"If a Lion Could Speak": Wittgenstein and Alien Forms of Life
Alexander Carter (University of Cambridge)
Wednesday 6th March 2019
According to Wittgenstein, that which makes it possible for us to understand (or misunderstand) other human beings makes it impossible for us to understand (or misunderstand) other non-human beings. Crucially, this barrier to understanding is not language per se—hence Wittgenstein’s pronouncement that ‘if a lion could speak, we could not understand him.’ Rather, our inability to understand the lion lies in its living an alien ‘form of life’.
‘Wittgenstein’s lion’ therefore raises a number important questions about i) the co-dependence of language and thought, ii) the extent to which all languages are essentially human and iii) the possibility of creating an artificial intelligence. These questions form the basis of my wider research into Wittgenstein’s later philosophy and his relevance to contemporary, philosophical debates.
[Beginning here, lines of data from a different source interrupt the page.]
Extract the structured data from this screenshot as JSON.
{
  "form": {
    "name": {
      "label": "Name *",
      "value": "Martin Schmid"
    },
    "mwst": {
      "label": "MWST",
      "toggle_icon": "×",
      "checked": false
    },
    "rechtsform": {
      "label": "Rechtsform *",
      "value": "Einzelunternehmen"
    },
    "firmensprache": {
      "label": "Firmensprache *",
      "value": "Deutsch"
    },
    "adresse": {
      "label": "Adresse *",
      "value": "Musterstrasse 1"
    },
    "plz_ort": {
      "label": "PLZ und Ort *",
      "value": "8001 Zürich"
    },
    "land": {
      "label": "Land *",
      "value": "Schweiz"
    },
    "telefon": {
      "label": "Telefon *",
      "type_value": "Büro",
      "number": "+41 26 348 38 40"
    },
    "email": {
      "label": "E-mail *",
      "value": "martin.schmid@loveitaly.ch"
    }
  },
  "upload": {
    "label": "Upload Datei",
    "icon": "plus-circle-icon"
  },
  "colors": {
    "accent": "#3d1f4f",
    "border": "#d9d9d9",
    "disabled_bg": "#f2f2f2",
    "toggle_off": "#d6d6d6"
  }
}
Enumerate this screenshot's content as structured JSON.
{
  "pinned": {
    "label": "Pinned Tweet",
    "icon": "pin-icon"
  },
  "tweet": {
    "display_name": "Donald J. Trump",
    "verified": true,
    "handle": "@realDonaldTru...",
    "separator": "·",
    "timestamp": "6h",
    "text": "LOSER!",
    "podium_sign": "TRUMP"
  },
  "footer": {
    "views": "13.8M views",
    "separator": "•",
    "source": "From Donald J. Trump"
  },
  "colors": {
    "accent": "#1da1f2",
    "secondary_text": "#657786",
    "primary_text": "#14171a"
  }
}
However, my aim in this brief talk will be to consider the significance of ‘Wittgenstein’s lion’ in the context of the blockbuster film Arrival. Just how much of our reality is shaped by the language we use? To what extent are the aliens (mis)understood? And does the film do more than act as an allegory for human misunderstanding and disagreement?